- [To do]
I'd like every record written out again, exactly as it is.

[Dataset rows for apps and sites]
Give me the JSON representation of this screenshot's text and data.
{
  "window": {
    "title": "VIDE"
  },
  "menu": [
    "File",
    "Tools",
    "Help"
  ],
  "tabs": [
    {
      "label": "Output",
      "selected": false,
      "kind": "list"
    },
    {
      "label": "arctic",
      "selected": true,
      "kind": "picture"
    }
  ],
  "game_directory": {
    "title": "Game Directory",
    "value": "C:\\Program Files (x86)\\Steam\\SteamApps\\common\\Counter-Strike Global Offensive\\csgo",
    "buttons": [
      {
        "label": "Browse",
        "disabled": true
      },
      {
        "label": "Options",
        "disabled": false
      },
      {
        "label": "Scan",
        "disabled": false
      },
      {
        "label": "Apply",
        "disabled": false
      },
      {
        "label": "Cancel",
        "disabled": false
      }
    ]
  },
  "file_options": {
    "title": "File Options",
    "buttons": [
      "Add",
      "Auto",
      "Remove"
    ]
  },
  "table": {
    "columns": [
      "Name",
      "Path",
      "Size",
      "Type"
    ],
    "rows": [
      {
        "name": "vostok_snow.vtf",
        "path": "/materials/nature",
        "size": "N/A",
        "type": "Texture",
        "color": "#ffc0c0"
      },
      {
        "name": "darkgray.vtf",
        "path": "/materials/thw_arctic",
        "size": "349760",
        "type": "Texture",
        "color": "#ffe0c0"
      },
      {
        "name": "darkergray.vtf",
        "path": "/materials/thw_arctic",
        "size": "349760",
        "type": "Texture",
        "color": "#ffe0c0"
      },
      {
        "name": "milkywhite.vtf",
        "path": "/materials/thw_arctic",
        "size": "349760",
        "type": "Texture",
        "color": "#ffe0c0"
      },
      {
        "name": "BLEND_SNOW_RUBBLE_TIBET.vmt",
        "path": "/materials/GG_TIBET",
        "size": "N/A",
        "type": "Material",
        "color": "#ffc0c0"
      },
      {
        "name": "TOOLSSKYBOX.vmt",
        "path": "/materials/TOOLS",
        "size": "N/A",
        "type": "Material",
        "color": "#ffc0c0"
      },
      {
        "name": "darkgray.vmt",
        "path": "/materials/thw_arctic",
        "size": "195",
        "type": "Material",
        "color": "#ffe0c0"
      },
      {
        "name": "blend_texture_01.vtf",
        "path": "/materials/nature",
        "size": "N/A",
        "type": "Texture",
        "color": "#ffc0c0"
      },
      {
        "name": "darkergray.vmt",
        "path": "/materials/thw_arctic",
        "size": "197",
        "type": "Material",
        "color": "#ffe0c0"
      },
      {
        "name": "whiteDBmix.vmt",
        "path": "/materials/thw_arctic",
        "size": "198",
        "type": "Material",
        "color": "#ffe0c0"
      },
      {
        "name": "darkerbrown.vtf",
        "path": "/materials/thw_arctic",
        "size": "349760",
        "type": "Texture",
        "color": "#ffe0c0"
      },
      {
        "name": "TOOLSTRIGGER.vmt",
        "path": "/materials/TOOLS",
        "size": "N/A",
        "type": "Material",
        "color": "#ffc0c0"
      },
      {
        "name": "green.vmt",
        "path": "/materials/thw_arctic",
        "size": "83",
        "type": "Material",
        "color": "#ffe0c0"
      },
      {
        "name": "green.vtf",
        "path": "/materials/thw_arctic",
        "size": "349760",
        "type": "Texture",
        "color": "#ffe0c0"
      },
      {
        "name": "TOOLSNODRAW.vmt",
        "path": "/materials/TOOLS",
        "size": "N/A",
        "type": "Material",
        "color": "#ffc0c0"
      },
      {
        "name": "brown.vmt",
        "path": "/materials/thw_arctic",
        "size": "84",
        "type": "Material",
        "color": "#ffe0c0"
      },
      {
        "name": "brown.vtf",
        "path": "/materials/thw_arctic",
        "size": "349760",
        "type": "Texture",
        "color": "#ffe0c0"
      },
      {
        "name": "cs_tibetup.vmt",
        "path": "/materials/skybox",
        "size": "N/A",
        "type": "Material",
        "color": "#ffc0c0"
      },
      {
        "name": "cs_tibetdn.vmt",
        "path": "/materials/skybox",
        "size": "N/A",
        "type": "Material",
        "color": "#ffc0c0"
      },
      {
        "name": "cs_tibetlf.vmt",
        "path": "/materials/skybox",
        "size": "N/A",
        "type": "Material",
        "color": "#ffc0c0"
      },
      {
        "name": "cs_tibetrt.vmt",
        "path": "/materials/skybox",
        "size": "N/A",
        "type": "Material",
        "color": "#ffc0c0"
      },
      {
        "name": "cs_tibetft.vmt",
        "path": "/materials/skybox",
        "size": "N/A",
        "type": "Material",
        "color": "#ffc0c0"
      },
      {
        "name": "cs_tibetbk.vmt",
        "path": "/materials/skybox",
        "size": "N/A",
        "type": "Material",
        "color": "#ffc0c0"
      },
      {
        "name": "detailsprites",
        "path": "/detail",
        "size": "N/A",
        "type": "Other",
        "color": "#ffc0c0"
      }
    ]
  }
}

- [Exercise response]
Give me the JSON representation of this screenshot's text and data.
{
  "window": {
    "title": "VIDE"
  },
  "menu": [
    "File",
    "Tools",
    "Help"
  ],
  "tabs": [
    {
      "label": "Output",
      "selected": false,
      "kind": "list"
    },
    {
      "label": "arctic",
      "selected": true,
      "kind": "picture"
    }
  ],
  "game_directory": {
    "title": "Game Directory",
    "value": "C:\\Program Files (x86)\\Steam\\SteamApps\\common\\Counter-Strike Global Offensive\\csgo",
    "buttons": [
      {
        "label": "Browse",
        "disabled": true
      },
      {
        "label": "Options",
        "disabled": false
      },
      {
        "label": "Scan",
        "disabled": false
      },
      {
        "label": "Apply",
        "disabled": false
      },
      {
        "label": "Cancel",
        "disabled": false
      }
    ]
  },
  "file_options": {
    "title": "File Options",
    "buttons": [
      "Add",
      "Auto",
      "Remove"
    ]
  },
  "table": {
    "columns": [
      "Name",
      "Path",
      "Size",
      "Type"
    ],
    "rows": [
      {
        "name": "vostok_snow.vtf",
        "path": "/materials/nature",
        "size": "N/A",
        "type": "Texture",
        "color": "#ffc0c0"
      },
      {
        "name": "darkgray.vtf",
        "path": "/materials/thw_arctic",
        "size": "349760",
        "type": "Texture",
        "color": "#ffe0c0"
      },
      {
        "name": "darkergray.vtf",
        "path": "/materials/thw_arctic",
        "size": "349760",
        "type": "Texture",
        "color": "#ffe0c0"
      },
      {
        "name": "milkywhite.vtf",
        "path": "/materials/thw_arctic",
        "size": "349760",
        "type": "Texture",
        "color": "#ffe0c0"
      },
      {
        "name": "BLEND_SNOW_RUBBLE_TIBET.vmt",
        "path": "/materials/GG_TIBET",
        "size": "N/A",
        "type": "Material",
        "color": "#ffc0c0"
      },
      {
        "name": "TOOLSSKYBOX.vmt",
        "path": "/materials/TOOLS",
        "size": "N/A",
        "type": "Material",
        "color": "#ffc0c0"
      },
      {
        "name": "darkgray.vmt",
        "path": "/materials/thw_arctic",
        "size": "195",
        "type": "Material",
        "color": "#ffe0c0"
      },
      {
        "name": "blend_texture_01.vtf",
        "path": "/materials/nature",
        "size": "N/A",
        "type": "Texture",
        "color": "#ffc0c0"
      },
      {
        "name": "darkergray.vmt",
        "path": "/materials/thw_arctic",
        "size": "197",
        "type": "Material",
        "color": "#ffe0c0"
      },
      {
        "name": "whiteDBmix.vmt",
        "path": "/materials/thw_arctic",
        "size": "198",
        "type": "Material",
        "color": "#ffe0c0"
      },
      {
        "name": "darkerbrown.vtf",
        "path": "/materials/thw_arctic",
        "size": "349760",
        "type": "Texture",
        "color": "#ffe0c0"
      },
      {
        "name": "TOOLSTRIGGER.vmt",
        "path": "/materials/TOOLS",
        "size": "N/A",
        "type": "Material",
        "color": "#ffc0c0"
      },
      {
        "name": "green.vmt",
        "path": "/materials/thw_arctic",
        "size": "83",
        "type": "Material",
        "color": "#ffe0c0"
      },
      {
        "name": "green.vtf",
        "path": "/materials/thw_arctic",
        "size": "349760",
        "type": "Texture",
        "color": "#ffe0c0"
      },
      {
        "name": "TOOLSNODRAW.vmt",
        "path": "/materials/TOOLS",
        "size": "N/A",
        "type": "Material",
        "color": "#ffc0c0"
      },
      {
        "name": "brown.vmt",
        "path": "/materials/thw_arctic",
        "size": "84",
        "type": "Material",
        "color": "#ffe0c0"
      },
      {
        "name": "brown.vtf",
        "path": "/materials/thw_arctic",
        "size": "349760",
        "type": "Texture",
        "color": "#ffe0c0"
      },
      {
        "name": "cs_tibetup.vmt",
        "path": "/materials/skybox",
        "size": "N/A",
        "type": "Material",
        "color": "#ffc0c0"
      },
      {
        "name": "cs_tibetdn.vmt",
        "path": "/materials/skybox",
        "size": "N/A",
        "type": "Material",
        "color": "#ffc0c0"
      },
      {
        "name": "cs_tibetlf.vmt",
        "path": "/materials/skybox",
        "size": "N/A",
        "type": "Material",
        "color": "#ffc0c0"
      },
      {
        "name": "cs_tibetrt.vmt",
        "path": "/materials/skybox",
        "size": "N/A",
        "type": "Material",
        "color": "#ffc0c0"
      },
      {
        "name": "cs_tibetft.vmt",
        "path": "/materials/skybox",
        "size": "N/A",
        "type": "Material",
        "color": "#ffc0c0"
      },
      {
        "name": "cs_tibetbk.vmt",
        "path": "/materials/skybox",
        "size": "N/A",
        "type": "Material",
        "color": "#ffc0c0"
      },
      {
        "name": "detailsprites",
        "path": "/detail",
        "size": "N/A",
        "type": "Other",
        "color": "#ffc0c0"
      }
    ]
  }
}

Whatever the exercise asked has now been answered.